How to mix Lime Plaster

Lime is an extra layer of protection that is more water-resistant than the earthen plaster, though the oven will still need a roof. Lime plaster is added once the oven is completely dry (about 1 month). You will need to score the surface of the plaster layer to give it a texture to grip onto, this is easier to do when the earthen plaster is still fresh. Lime is caustic so be sure to use rubber gloves, a dust masks, and goggles. The lime finish is 3 parts sand to 1 part hydraulic lime. This is easiest to mix with a hoe in a wheelbarrow. Dampen the dry plaster surface of the oven and apply the lime finish the same way you did the earthen plaster.

* Bonus Material - DIY Refectory Cement

Refectory cement is an amazing material, it is more durable and weatherproof than cob and can be used in various parts of an earthen oven. Some might ask why not build the entire oven out of it? You can, but it is not as natural or traditional as cob, it is caustic, so it’s not as fun to work with, and it sets-up fast. I have used this recipe to build cast arches for the oven entry. It is great for this purpose, as then the arch is a single solid piece.

The key is to make the form the correct size for your oven and to make the bottom of the arch flat so it is balanced. The form was built from thin particleboard bent into an arch held in place on a board with removable wooden pegs. Refectory cement can also be used as the mortar to hold a brick arch together, which will be stronger than using cob. This DIY Refractory cement is made of Portland cement, lime, fireclay, sand and water. Fireclay is a heat resistant clay made up of aluminate and silica which you can buy at most home improvement stores and wood-stove shops. For structural integrity it is a good idea to embed some steel wire-mesh in the middle of any castings you make. For casting make the mix the consistency of modeling clay and pack it well. When your finished cover with plastic and let it slow dry for a week or two.

Measure your ingredients by volume (I used a yogurt container) and mix only the amount you will use within an hour or so. Like lime plaster, refectory cement is easiest to mix with a hoe in a wheelbarrow.

• 1 part Portland cement
• 1 part hydraulic lime
• 1 part fireclay
• 3 parts sand

We hope you enjoyed this post on natural earthen materials! Let us know about your own tips and tricks with mixing natural materials for building earthen ovens in our forums. Stay tuned for more informative content!
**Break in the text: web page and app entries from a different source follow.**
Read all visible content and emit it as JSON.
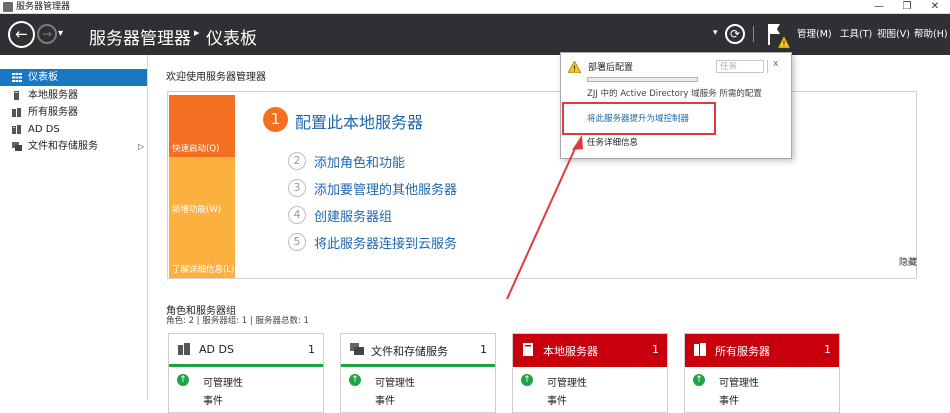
{
  "window": {
    "title": "服务器管理器",
    "minimize": "—",
    "restore": "❐",
    "close": "✕"
  },
  "header": {
    "back": "←",
    "forward": "→",
    "dropdown": "▾",
    "breadcrumb_root": "服务器管理器",
    "breadcrumb_sep": "▸",
    "breadcrumb_current": "仪表板",
    "refresh": "⟳",
    "menus": [
      "管理(M)",
      "工具(T)",
      "视图(V)",
      "帮助(H)"
    ]
  },
  "sidebar": {
    "items": [
      {
        "label": "仪表板",
        "icon": "dashboard-icon",
        "selected": true
      },
      {
        "label": "本地服务器",
        "icon": "server-icon"
      },
      {
        "label": "所有服务器",
        "icon": "servers-icon"
      },
      {
        "label": "AD DS",
        "icon": "ad-ds-icon"
      },
      {
        "label": "文件和存储服务",
        "icon": "storage-icon",
        "expand": "▷"
      }
    ]
  },
  "welcome": {
    "title": "欢迎使用服务器管理器",
    "tiles": [
      "快速启动(Q)",
      "新增功能(W)",
      "了解详细信息(L)"
    ],
    "step1_num": "1",
    "step1": "配置此本地服务器",
    "steps": [
      {
        "num": "2",
        "label": "添加角色和功能"
      },
      {
        "num": "3",
        "label": "添加要管理的其他服务器"
      },
      {
        "num": "4",
        "label": "创建服务器组"
      },
      {
        "num": "5",
        "label": "将此服务器连接到云服务"
      }
    ],
    "hide": "隐藏"
  },
  "roles": {
    "title": "角色和服务器组",
    "summary": "角色: 2 | 服务器组: 1 | 服务器总数: 1",
    "cards": [
      {
        "title": "AD DS",
        "count": "1",
        "status": "ok",
        "rows": [
          "可管理性",
          "事件"
        ]
      },
      {
        "title": "文件和存储服务",
        "count": "1",
        "status": "ok",
        "rows": [
          "可管理性",
          "事件"
        ]
      },
      {
        "title": "本地服务器",
        "count": "1",
        "status": "alert",
        "rows": [
          "可管理性",
          "事件"
        ]
      },
      {
        "title": "所有服务器",
        "count": "1",
        "status": "alert",
        "rows": [
          "可管理性",
          "事件"
        ]
      }
    ]
  },
  "popup": {
    "title": "部署后配置",
    "task_button": "任务",
    "close": "x",
    "description": "ZJJ 中的 Active Directory 域服务 所需的配置",
    "link": "将此服务器提升为域控制器",
    "details": "任务详细信息"
  },
  "colors": {
    "header_bg": "#2f3033",
    "nav_selected": "#1a78c2",
    "tile_orange": "#f36f21",
    "tile_light": "#fbb040",
    "link_blue": "#1f67ae",
    "alert_red": "#c8000e",
    "ok_green": "#1fa345",
    "annotation_red": "#e0393e"
  }
}
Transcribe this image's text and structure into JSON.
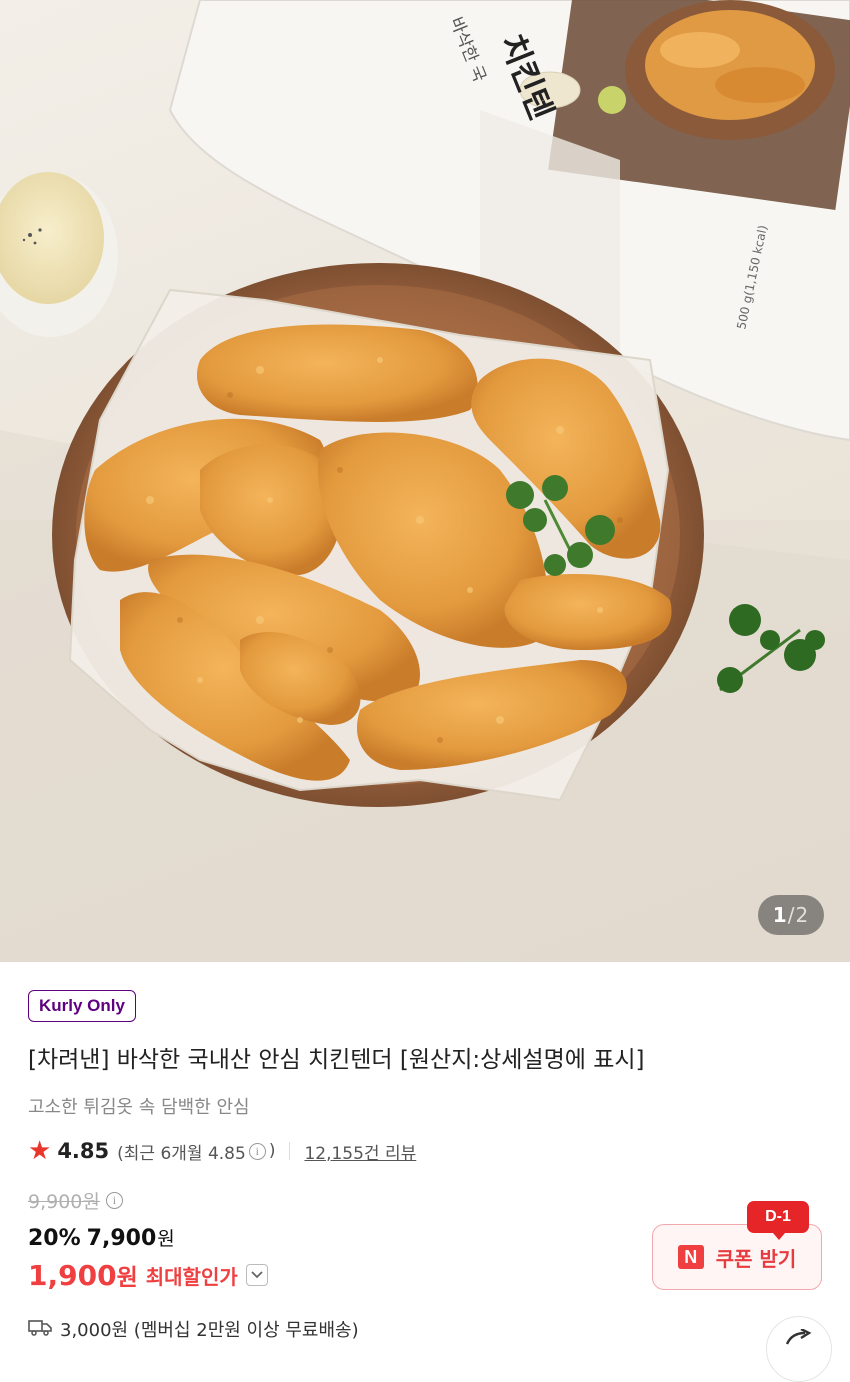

Happy mixing!

Related Posts

Repairing a Sunken Hearth

Assessing the Hearth I’ve been called in over the years to repair a shiften/sunken floor in several earthen ovens.  Some of these I originally built

Read More »

Leave a Comment

Your email address will not be published. Required fields are marked *


Table of Contents

If ovens are your thing, you might also enjoy these related posts.
Share via
Copy link